What's the difference between the Nissan Terrano II and the Ford Maverick? The answer is 'not very much' unless you take into account sales, because the former was a hit for the Japanese manufacturer while the latter failed to find favour with new buyers and ended up an unloved relic.
The used Nissan Terrano II arrived in the summer of 1993, with funding from Ford allowing Nissan to go to town and design the car in any fashion they saw fit.
Engines available were a 2.4 litre petrol with 112bhp or a 2.7 litre diesel with a turbo attached that barely managed to scrape 100bhp.
Nissan made the Terrano II available with either three or five doors, while a hodgepodge of different trim options meant that you could really specify the car according to your budget and tastes.
In 1996 the Nissan Terrano II for sale underwent some remodelling, with a fresh front end and some other exterior alterations helping to make it more appropriate for the European market.
The petrol engine also got some tweaks to help reduce its emissions and smooth out the rough edges. Meanwhile the turbodiesel powerplant received even more attention, with a 125bhp output achieved thanks to a number of updated components.
The Terrano II got its second facelift at the turn of the millennium, which included things like bigger wheels, a refreshed dash and more of those all-important cup holders.
Better ABS also arrived in 2000, while in 2002 the Terrano II finally got the diesel engine it deserved in the form of the 154bhp 3.0Di unit which had previously been found onboard the Nissan Patrol.
Nissan began to wind down the range in the mid noughties, with 2004 seeing a couple of upmarket trims levels introduced before it finally was put to bed in 2006.
Bang for your buck
You'll find the second hand Nissan Terrano II to be very family-oriented, which is unsurprising given that its original interior was adapted from the Nissan Primera.
The myriad different trim levels mean that you'll find all sorts of kit onboard, from electric windows and door mirrors to air con and power steering.
The ethos of the Terrano II is one built around hardy practicality, so it's not quite up there with some saloons in terms of luxury or comfort. However, with plenty of room inside and decent off-road performance for those who require it, the Terrano II is a reliable proposition at an affordable price point.
What you'll pay
The fuel economy offered by the diesel engine Nissan Terrano II cars for sale means that you'll pay about £300 more to buy this model over the petrol alternative.
Prices have held up very well and while 1990s models will sell for a few hundred pounds with hundreds of thousands of miles on the clock, a decent 2000 era model can still end up fetching £3000 to £4000 on the used market.
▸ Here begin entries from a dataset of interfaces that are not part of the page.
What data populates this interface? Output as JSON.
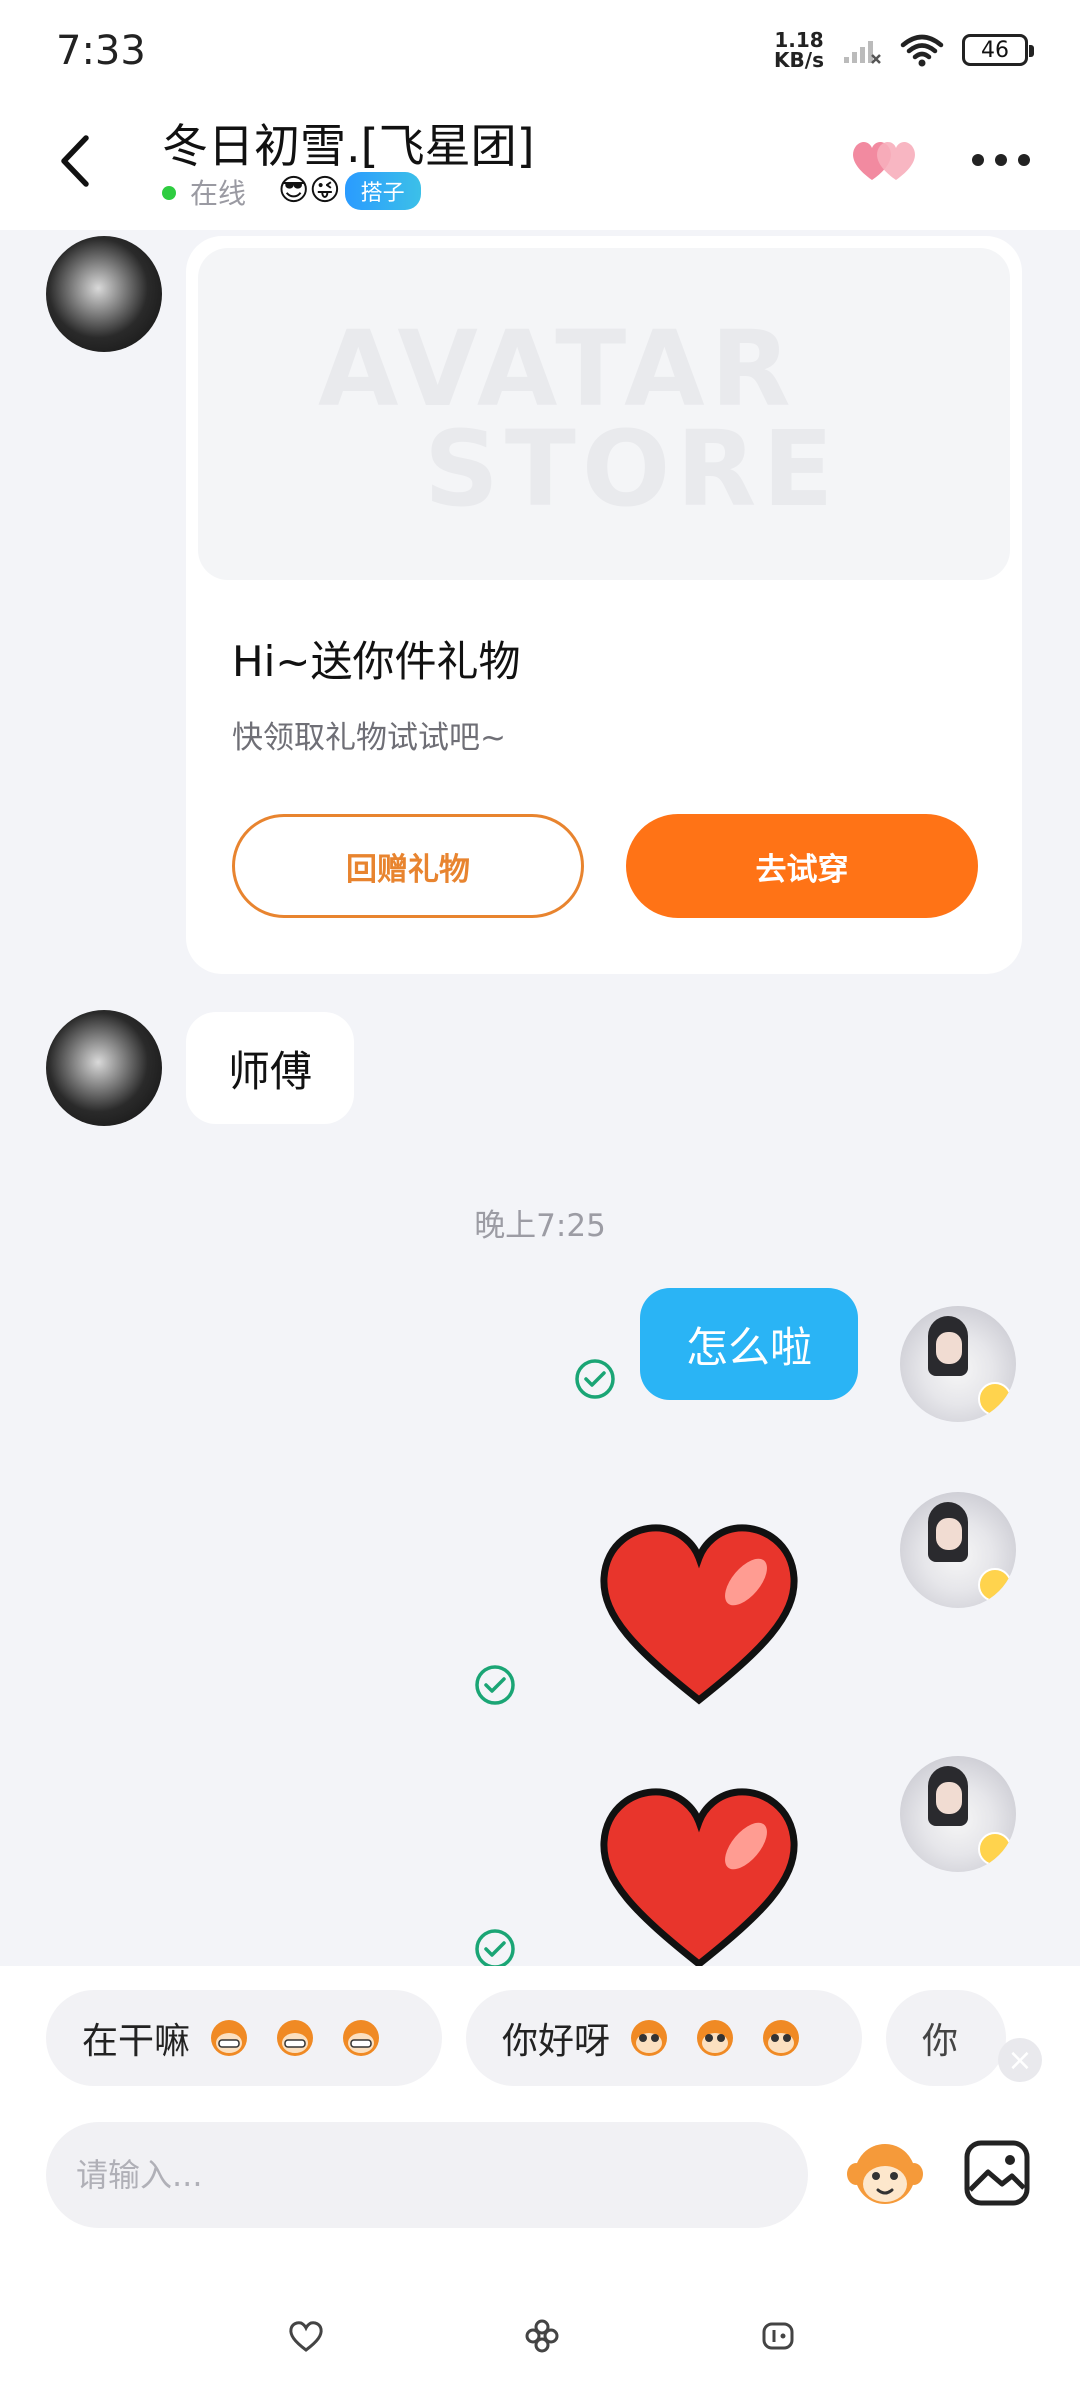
{
  "status_bar": {
    "time": "7:33",
    "net_speed_value": "1.18",
    "net_speed_unit": "KB/s",
    "battery": "46"
  },
  "header": {
    "title": "冬日初雪.[飞星团]",
    "status": "在线",
    "tag_label": "搭子"
  },
  "messages": {
    "gift_card": {
      "title": "Hi~送你件礼物",
      "subtitle": "快领取礼物试试吧~",
      "return_gift_label": "回赠礼物",
      "try_on_label": "去试穿",
      "banner_line1": "AVATAR",
      "banner_line2": "STORE"
    },
    "received_text": "师傅",
    "timestamp": "晚上7:25",
    "sent_text": "怎么啦"
  },
  "quick_replies": [
    {
      "text": "在干嘛"
    },
    {
      "text": "你好呀"
    },
    {
      "text": "你"
    }
  ],
  "composer": {
    "placeholder": "请输入..."
  },
  "colors": {
    "accent_orange": "#ff7316",
    "bubble_blue": "#2ab4f5",
    "online_green": "#2ecc40",
    "check_green": "#1aa575"
  }
}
The most you'll pay is £7000 to £10,000 for a last generation Nissan Terrano II for sale, although for this price you'll want to insist on a full Nissan service history and the top levels of trim.
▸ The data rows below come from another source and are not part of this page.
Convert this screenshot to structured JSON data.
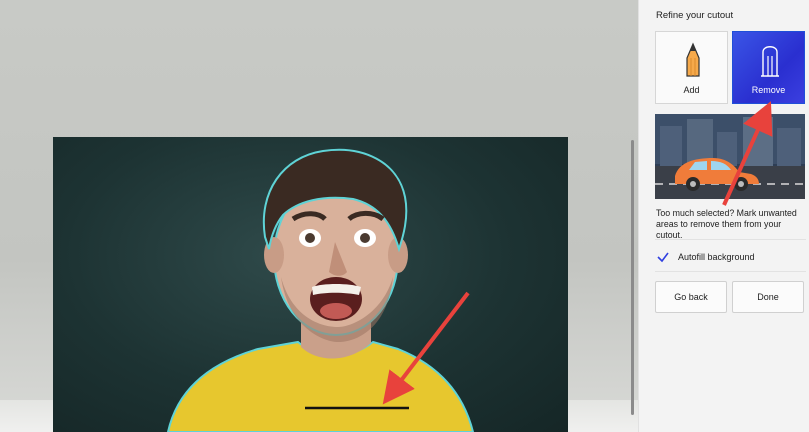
{
  "panel": {
    "title": "Refine your cutout",
    "tools": [
      {
        "label": "Add",
        "icon": "pencil-icon",
        "selected": false
      },
      {
        "label": "Remove",
        "icon": "eraser-icon",
        "selected": true
      }
    ],
    "hint": "Too much selected? Mark unwanted areas to remove them from your cutout.",
    "autofill_label": "Autofill background",
    "autofill_checked": true,
    "back_label": "Go back",
    "done_label": "Done"
  },
  "colors": {
    "accent": "#2f3fe0",
    "annotation_arrow": "#e8423c",
    "cutout_outline": "#5fd3d6"
  }
}
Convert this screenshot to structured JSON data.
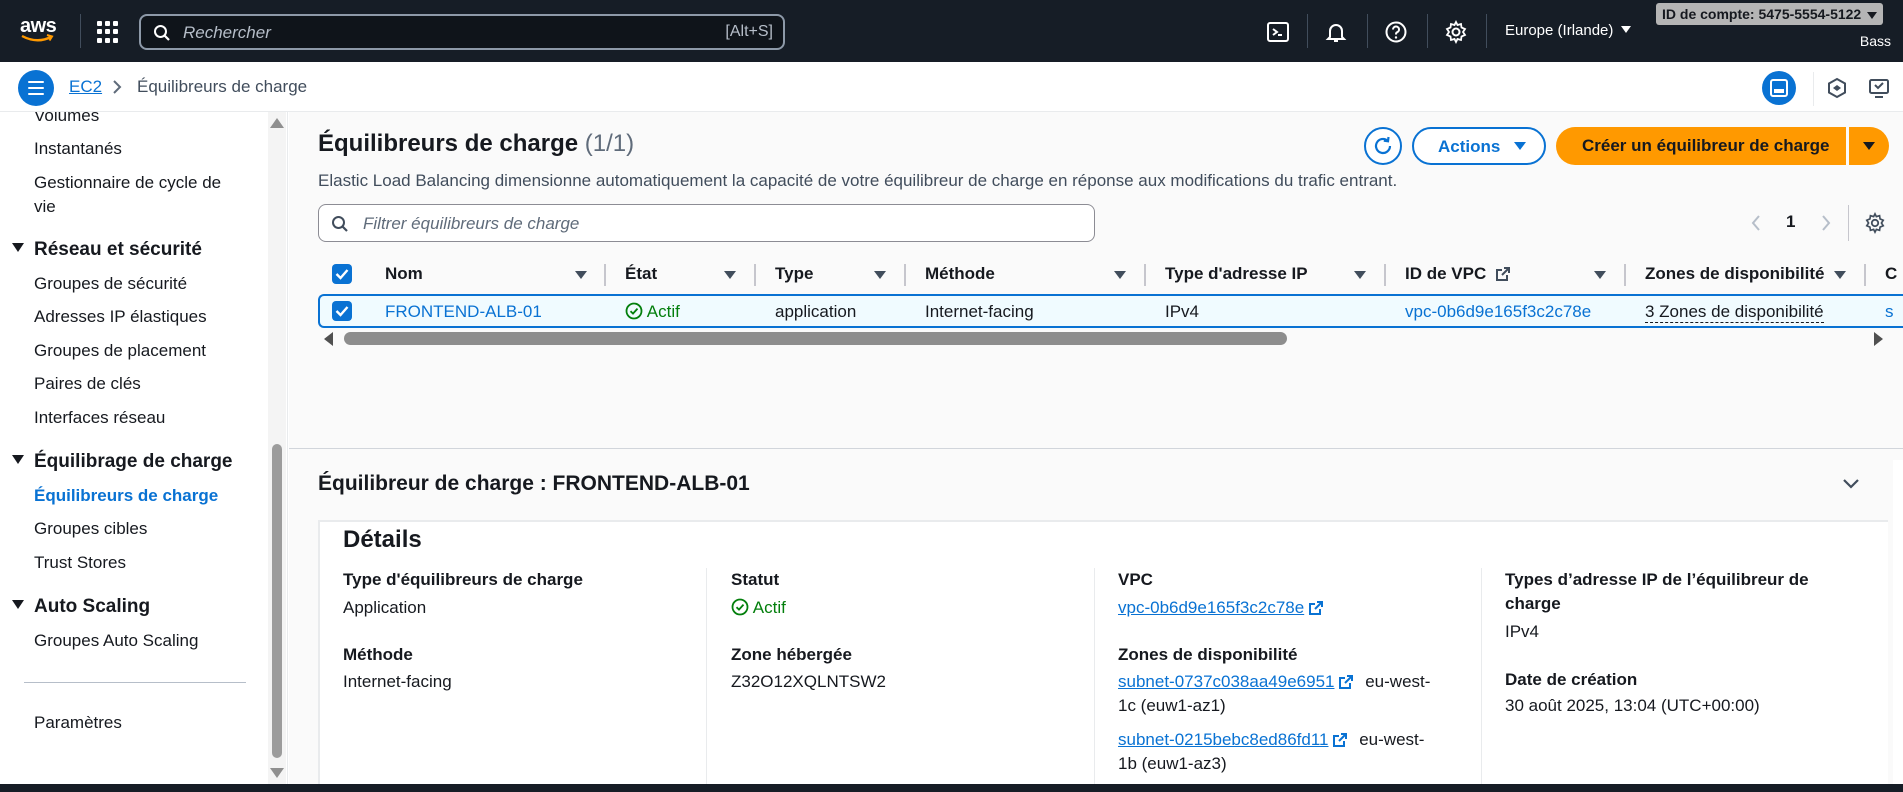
{
  "topnav": {
    "logo": "aws",
    "search_placeholder": "Rechercher",
    "search_shortcut": "[Alt+S]",
    "region": "Europe (Irlande)",
    "account": "ID de compte: 5475-5554-5122",
    "user": "Bass"
  },
  "breadcrumb": {
    "parent": "EC2",
    "current": "Équilibreurs de charge"
  },
  "sidebar": {
    "items_top": [
      "Volumes",
      "Instantanés",
      "Gestionnaire de cycle de",
      "vie"
    ],
    "section_network": "Réseau et sécurité",
    "network_items": [
      "Groupes de sécurité",
      "Adresses IP élastiques",
      "Groupes de placement",
      "Paires de clés",
      "Interfaces réseau"
    ],
    "section_lb": "Équilibrage de charge",
    "lb_items": [
      "Équilibreurs de charge",
      "Groupes cibles",
      "Trust Stores"
    ],
    "section_as": "Auto Scaling",
    "as_items": [
      "Groupes Auto Scaling"
    ],
    "settings": "Paramètres"
  },
  "main": {
    "title": "Équilibreurs de charge",
    "count": "(1/1)",
    "description": "Elastic Load Balancing dimensionne automatiquement la capacité de votre équilibreur de charge en réponse aux modifications du trafic entrant.",
    "actions_label": "Actions",
    "create_label": "Créer un équilibreur de charge",
    "filter_placeholder": "Filtrer équilibreurs de charge",
    "page_number": "1"
  },
  "table": {
    "columns": [
      "Nom",
      "État",
      "Type",
      "Méthode",
      "Type d'adresse IP",
      "ID de VPC",
      "Zones de disponibilité",
      "C"
    ],
    "rows": [
      {
        "name": "FRONTEND-ALB-01",
        "state": "Actif",
        "type": "application",
        "scheme": "Internet-facing",
        "ip_type": "IPv4",
        "vpc": "vpc-0b6d9e165f3c2c78e",
        "zones": "3 Zones de disponibilité",
        "extra": "s"
      }
    ]
  },
  "details": {
    "panel_title": "Équilibreur de charge : FRONTEND-ALB-01",
    "card_title": "Détails",
    "lb_type_label": "Type d'équilibreurs de charge",
    "lb_type_value": "Application",
    "scheme_label": "Méthode",
    "scheme_value": "Internet-facing",
    "status_label": "Statut",
    "status_value": "Actif",
    "hosted_zone_label": "Zone hébergée",
    "hosted_zone_value": "Z32O12XQLNTSW2",
    "vpc_label": "VPC",
    "vpc_value": "vpc-0b6d9e165f3c2c78e",
    "az_label": "Zones de disponibilité",
    "az_1_subnet": "subnet-0737c038aa49e6951",
    "az_1_zone_a": "eu-west-",
    "az_1_zone_b": "1c (euw1-az1)",
    "az_2_subnet": "subnet-0215bebc8ed86fd11",
    "az_2_zone_a": "eu-west-",
    "az_2_zone_b": "1b (euw1-az3)",
    "ip_types_label_a": "Types d’adresse IP de l’équilibreur de",
    "ip_types_label_b": "charge",
    "ip_types_value": "IPv4",
    "created_label": "Date de création",
    "created_value": "30 août 2025, 13:04 (UTC+00:00)"
  },
  "colors": {
    "nav_bg": "#161d26",
    "link": "#0972d3",
    "primary_button": "#ff9900",
    "success": "#037f0c"
  }
}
What to check
A car can look great from afar, but under closer inspection there might be a few flaws revealed. This is particularly pertinent when looking at off-roaders, because if they've been used for their intended purpose then there could be damage lurking under the surface.
Things that will point to this include leaking oil or fuel, a diesel engine that belches smoke and particularly soft suspension.
The newer diesel engines found onboard the used Terrano II after 1996 are the most desirable thanks to the power boost, but overall reliability is decent if they have been treated with care.
The clutch of this model costs £200, while brake pads are £60-75 a pair. The exhaust could be the biggest expense at £400, while headlamps are a more manageable £80 each.
How it drives
If you need to seat up to seven people and tow anything that can roll, the used Nissan Terrano II is a good buy.
If you insist on taking it off-road it will perform well, if not quite being at the top of its class. But then this is really a family car in disguise, giving you the illusion of the 4x4 lifestyle without the mucky reality.